YOUR OBJECTIVE: Please return the records below exactly as they stand, with the pictures removed.

[Data about app and page elements]
##########
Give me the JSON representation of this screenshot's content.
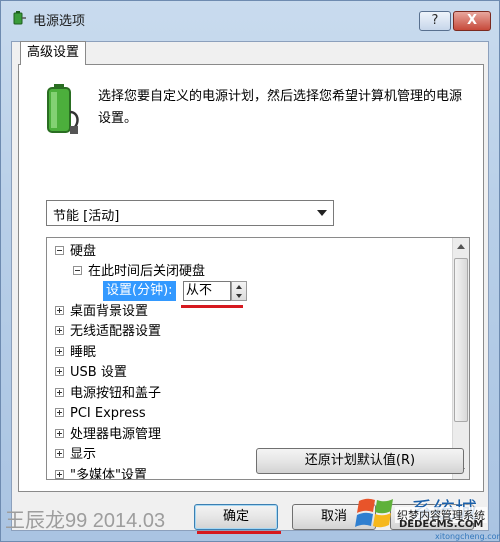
{
  "window": {
    "title": "电源选项",
    "help_label": "?",
    "close_label": "X"
  },
  "tab": {
    "label": "高级设置"
  },
  "description": "选择您要自定义的电源计划，然后选择您希望计算机管理的电源设置。",
  "plan_select": {
    "value": "节能 [活动]"
  },
  "tree": {
    "items": [
      {
        "label": "硬盘",
        "state": "expanded"
      },
      {
        "label": "在此时间后关闭硬盘",
        "state": "expanded"
      },
      {
        "setting_label": "设置(分钟):",
        "value": "从不"
      },
      {
        "label": "桌面背景设置",
        "state": "collapsed"
      },
      {
        "label": "无线适配器设置",
        "state": "collapsed"
      },
      {
        "label": "睡眠",
        "state": "collapsed"
      },
      {
        "label": "USB 设置",
        "state": "collapsed"
      },
      {
        "label": "电源按钮和盖子",
        "state": "collapsed"
      },
      {
        "label": "PCI Express",
        "state": "collapsed"
      },
      {
        "label": "处理器电源管理",
        "state": "collapsed"
      },
      {
        "label": "显示",
        "state": "collapsed"
      },
      {
        "label": "\"多媒体\"设置",
        "state": "collapsed"
      }
    ]
  },
  "buttons": {
    "restore": "还原计划默认值(R)",
    "ok": "确定",
    "cancel": "取消",
    "apply": "应用"
  },
  "overlay": {
    "watermark": "王辰龙99 2014.03",
    "logo_text": "系统城",
    "logo_subtitle": "织梦内容管理系统",
    "logo_url1": "DEDECMS.COM",
    "logo_url2": "xitongcheng.com"
  },
  "colors": {
    "highlight": "#3399ff",
    "annotation_red": "#d6191f",
    "window_frame": "#b8cfe8"
  }
}
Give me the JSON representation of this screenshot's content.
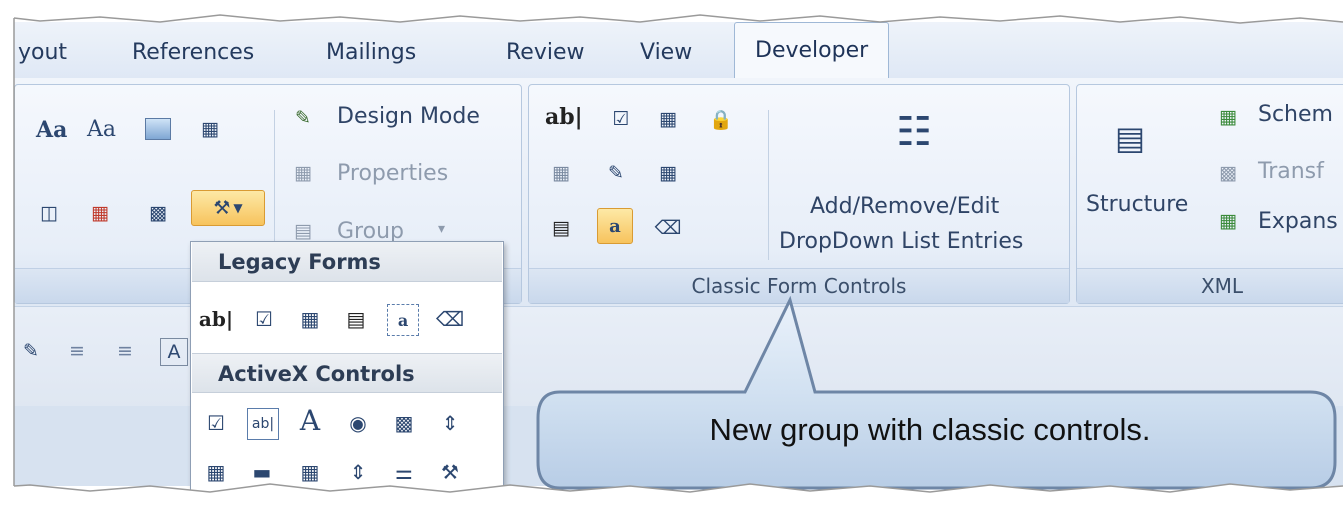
{
  "tabs": [
    {
      "label": "yout"
    },
    {
      "label": "References"
    },
    {
      "label": "Mailings"
    },
    {
      "label": "Review"
    },
    {
      "label": "View"
    },
    {
      "label": "Developer",
      "active": true
    }
  ],
  "controls_group": {
    "design_mode": "Design Mode",
    "properties": "Properties",
    "group": "Group",
    "group_arrow": "▾",
    "aa1": "Aa",
    "aa2": "Aa"
  },
  "classic_group": {
    "label": "Classic Form Controls",
    "ab_text": "ab|",
    "add_remove_line1": "Add/Remove/Edit",
    "add_remove_line2": "DropDown List Entries"
  },
  "xml_group": {
    "label": "XML",
    "structure": "Structure",
    "schema": "Schem",
    "transform": "Transf",
    "expansion": "Expans"
  },
  "dropdown": {
    "legacy_heading": "Legacy Forms",
    "activex_heading": "ActiveX Controls",
    "legacy_ab": "ab|",
    "activex_a": "A"
  },
  "callout": {
    "text": "New group with classic controls."
  },
  "colors": {
    "ribbon_bg": "#dfe8f4",
    "highlight": "#f7c35d",
    "group_border": "#b6c8df"
  }
}
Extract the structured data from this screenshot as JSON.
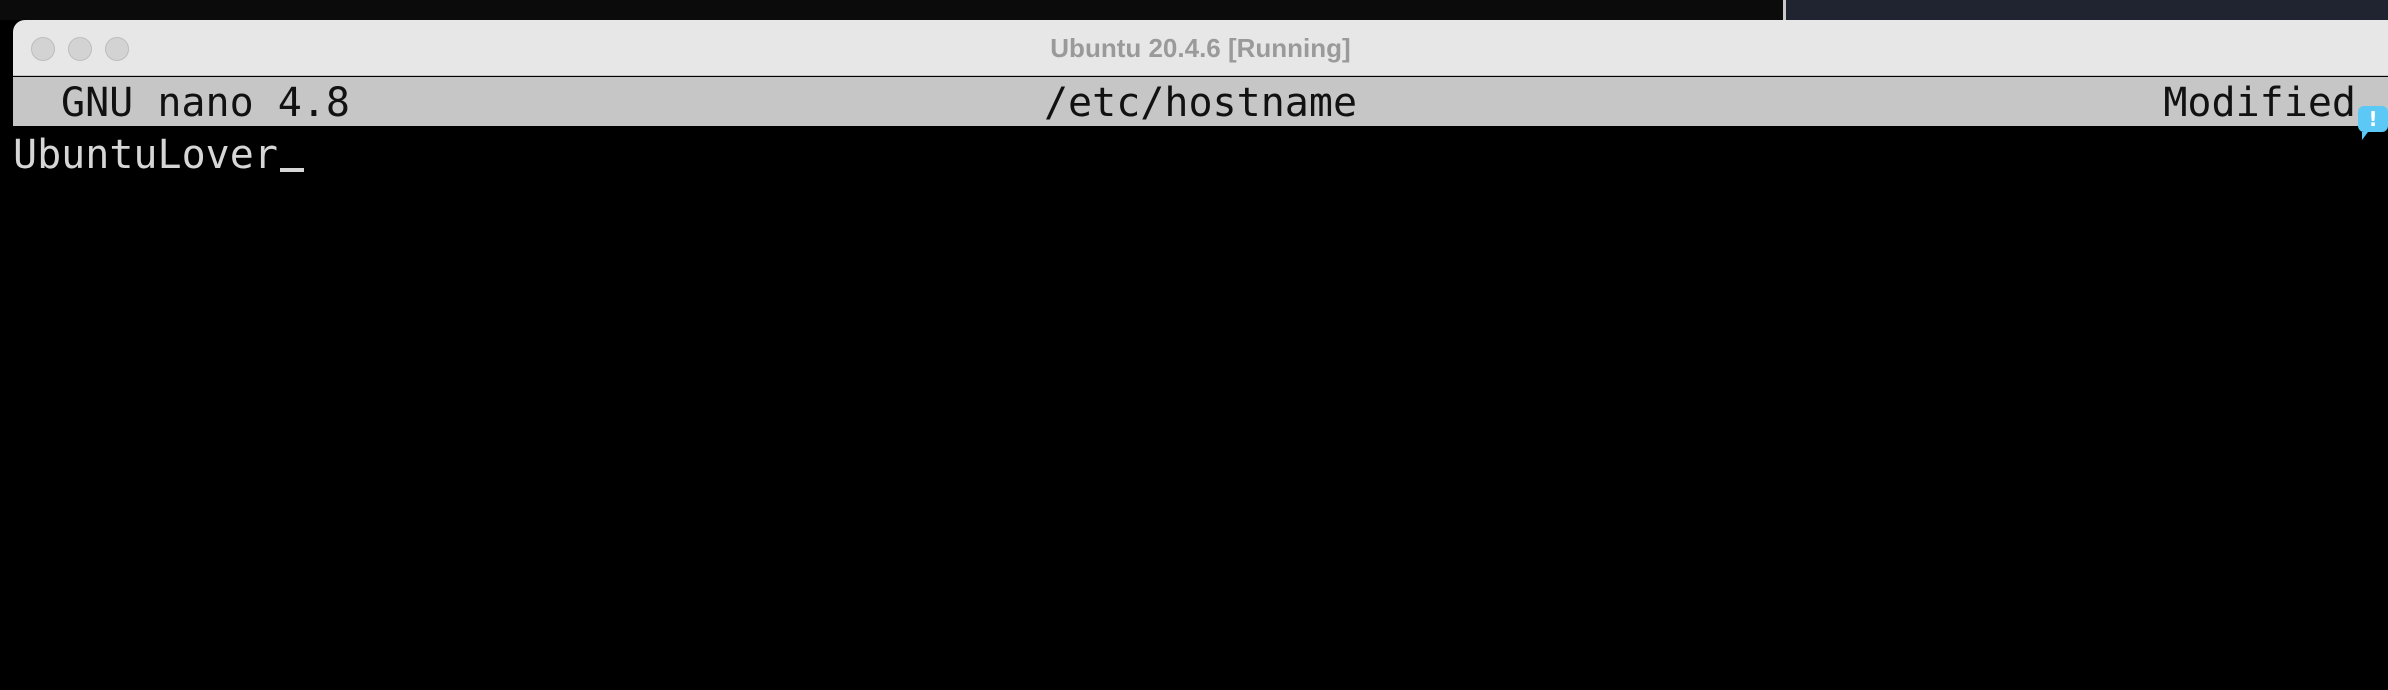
{
  "window": {
    "title": "Ubuntu 20.4.6 [Running]"
  },
  "nano": {
    "version": "GNU nano 4.8",
    "filename": "/etc/hostname",
    "status": "Modified",
    "content": "UbuntuLover"
  },
  "notification": {
    "icon": "notification-speech-bubble-icon",
    "glyph": "!",
    "color": "#5bc8f5"
  },
  "colors": {
    "title_bar": "#e7e7e7",
    "nano_bar": "#c6c6c6",
    "terminal_bg": "#000000",
    "terminal_text": "#d6d6d6"
  }
}
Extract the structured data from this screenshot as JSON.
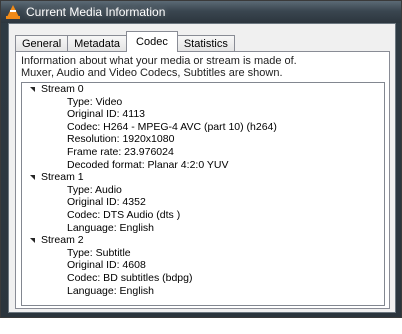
{
  "window": {
    "title": "Current Media Information"
  },
  "tabs": [
    {
      "label": "General",
      "active": false
    },
    {
      "label": "Metadata",
      "active": false
    },
    {
      "label": "Codec",
      "active": true
    },
    {
      "label": "Statistics",
      "active": false
    }
  ],
  "codec_panel": {
    "info_line1": "Information about what your media or stream is made of.",
    "info_line2": "Muxer, Audio and Video Codecs, Subtitles are shown."
  },
  "streams": [
    {
      "label": "Stream 0",
      "items": [
        "Type: Video",
        "Original ID: 4113",
        "Codec: H264 - MPEG-4 AVC (part 10) (h264)",
        "Resolution: 1920x1080",
        "Frame rate: 23.976024",
        "Decoded format: Planar 4:2:0 YUV"
      ]
    },
    {
      "label": "Stream 1",
      "items": [
        "Type: Audio",
        "Original ID: 4352",
        "Codec: DTS Audio (dts )",
        "Language: English"
      ]
    },
    {
      "label": "Stream 2",
      "items": [
        "Type: Subtitle",
        "Original ID: 4608",
        "Codec: BD subtitles (bdpg)",
        "Language: English"
      ]
    }
  ]
}
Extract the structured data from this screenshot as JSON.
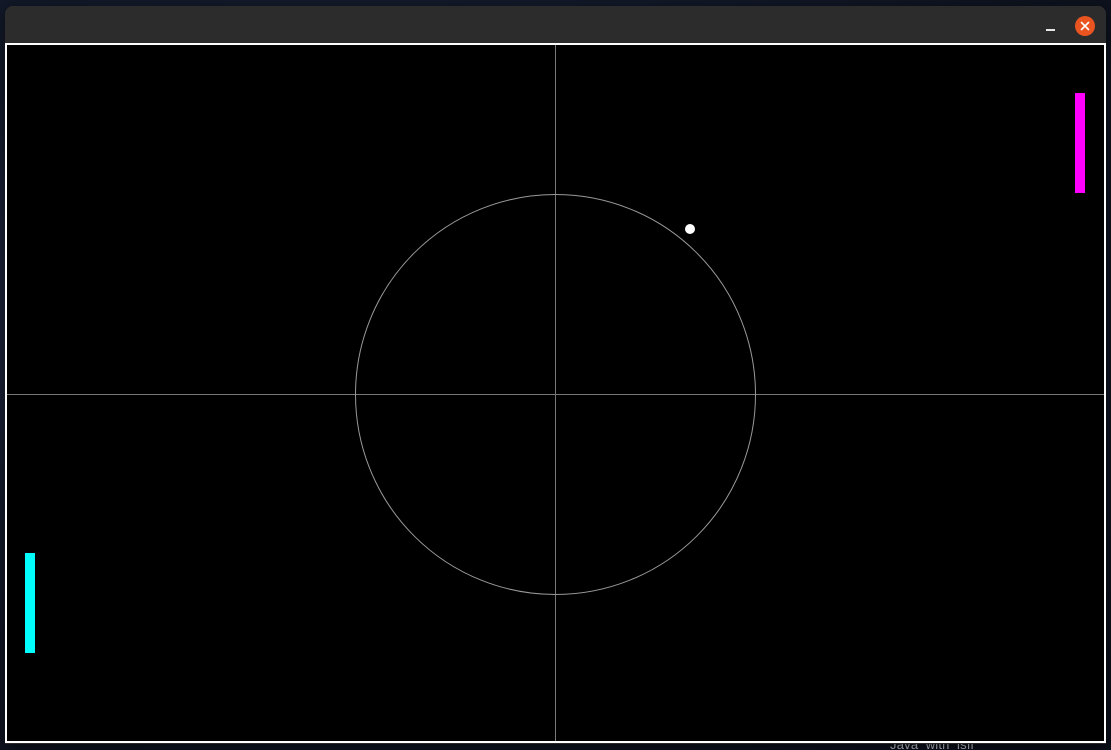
{
  "window": {
    "title": "",
    "minimize_icon": "minimize-icon",
    "close_icon": "close-icon",
    "close_color": "#e95420"
  },
  "desktop": {
    "label": "Java_with_isfl"
  },
  "game": {
    "background_color": "#000000",
    "border_color": "#ffffff",
    "line_color": "#777777",
    "left_paddle_color": "#00ffff",
    "right_paddle_color": "#ff00ff",
    "ball_color": "#ffffff"
  }
}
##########
THE ANSWER:
Give me the JSON representation of this screenshot's content.
{
  "window": {
    "title": "电源选项",
    "help_label": "?",
    "close_label": "X"
  },
  "tab": {
    "label": "高级设置"
  },
  "description": "选择您要自定义的电源计划，然后选择您希望计算机管理的电源设置。",
  "plan_select": {
    "value": "节能 [活动]"
  },
  "tree": {
    "items": [
      {
        "label": "硬盘",
        "state": "expanded"
      },
      {
        "label": "在此时间后关闭硬盘",
        "state": "expanded"
      },
      {
        "setting_label": "设置(分钟):",
        "value": "从不"
      },
      {
        "label": "桌面背景设置",
        "state": "collapsed"
      },
      {
        "label": "无线适配器设置",
        "state": "collapsed"
      },
      {
        "label": "睡眠",
        "state": "collapsed"
      },
      {
        "label": "USB 设置",
        "state": "collapsed"
      },
      {
        "label": "电源按钮和盖子",
        "state": "collapsed"
      },
      {
        "label": "PCI Express",
        "state": "collapsed"
      },
      {
        "label": "处理器电源管理",
        "state": "collapsed"
      },
      {
        "label": "显示",
        "state": "collapsed"
      },
      {
        "label": "\"多媒体\"设置",
        "state": "collapsed"
      }
    ]
  },
  "buttons": {
    "restore": "还原计划默认值(R)",
    "ok": "确定",
    "cancel": "取消",
    "apply": "应用"
  },
  "overlay": {
    "watermark": "王辰龙99 2014.03",
    "logo_text": "系统城",
    "logo_subtitle": "织梦内容管理系统",
    "logo_url1": "DEDECMS.COM",
    "logo_url2": "xitongcheng.com"
  },
  "colors": {
    "highlight": "#3399ff",
    "annotation_red": "#d6191f",
    "window_frame": "#b8cfe8"
  }
}
Give me the JSON representation of this screenshot's content.
{
  "tabs": [
    {
      "label": "yout"
    },
    {
      "label": "References"
    },
    {
      "label": "Mailings"
    },
    {
      "label": "Review"
    },
    {
      "label": "View"
    },
    {
      "label": "Developer",
      "active": true
    }
  ],
  "controls_group": {
    "design_mode": "Design Mode",
    "properties": "Properties",
    "group": "Group",
    "group_arrow": "▾",
    "aa1": "Aa",
    "aa2": "Aa"
  },
  "classic_group": {
    "label": "Classic Form Controls",
    "ab_text": "ab|",
    "add_remove_line1": "Add/Remove/Edit",
    "add_remove_line2": "DropDown List Entries"
  },
  "xml_group": {
    "label": "XML",
    "structure": "Structure",
    "schema": "Schem",
    "transform": "Transf",
    "expansion": "Expans"
  },
  "dropdown": {
    "legacy_heading": "Legacy Forms",
    "activex_heading": "ActiveX Controls",
    "legacy_ab": "ab|",
    "activex_a": "A"
  },
  "callout": {
    "text": "New group with classic controls."
  },
  "colors": {
    "ribbon_bg": "#dfe8f4",
    "highlight": "#f7c35d",
    "group_border": "#b6c8df"
  }
}
Extract the structured data from this screenshot as JSON.
{
  "window": {
    "title": "Ubuntu 20.4.6 [Running]"
  },
  "nano": {
    "version": "GNU nano 4.8",
    "filename": "/etc/hostname",
    "status": "Modified",
    "content": "UbuntuLover"
  },
  "notification": {
    "icon": "notification-speech-bubble-icon",
    "glyph": "!",
    "color": "#5bc8f5"
  },
  "colors": {
    "title_bar": "#e7e7e7",
    "nano_bar": "#c6c6c6",
    "terminal_bg": "#000000",
    "terminal_text": "#d6d6d6"
  }
}
Extract the structured data from this screenshot as JSON.
{
  "window": {
    "title": "Current Media Information"
  },
  "tabs": [
    {
      "label": "General",
      "active": false
    },
    {
      "label": "Metadata",
      "active": false
    },
    {
      "label": "Codec",
      "active": true
    },
    {
      "label": "Statistics",
      "active": false
    }
  ],
  "codec_panel": {
    "info_line1": "Information about what your media or stream is made of.",
    "info_line2": "Muxer, Audio and Video Codecs, Subtitles are shown."
  },
  "streams": [
    {
      "label": "Stream 0",
      "items": [
        "Type: Video",
        "Original ID: 4113",
        "Codec: H264 - MPEG-4 AVC (part 10) (h264)",
        "Resolution: 1920x1080",
        "Frame rate: 23.976024",
        "Decoded format: Planar 4:2:0 YUV"
      ]
    },
    {
      "label": "Stream 1",
      "items": [
        "Type: Audio",
        "Original ID: 4352",
        "Codec: DTS Audio (dts )",
        "Language: English"
      ]
    },
    {
      "label": "Stream 2",
      "items": [
        "Type: Subtitle",
        "Original ID: 4608",
        "Codec: BD subtitles (bdpg)",
        "Language: English"
      ]
    }
  ]
}
Extract the structured data from this screenshot as JSON.
{
  "window": {
    "title": "",
    "minimize_icon": "minimize-icon",
    "close_icon": "close-icon",
    "close_color": "#e95420"
  },
  "desktop": {
    "label": "Java_with_isfl"
  },
  "game": {
    "background_color": "#000000",
    "border_color": "#ffffff",
    "line_color": "#777777",
    "left_paddle_color": "#00ffff",
    "right_paddle_color": "#ff00ff",
    "ball_color": "#ffffff"
  }
}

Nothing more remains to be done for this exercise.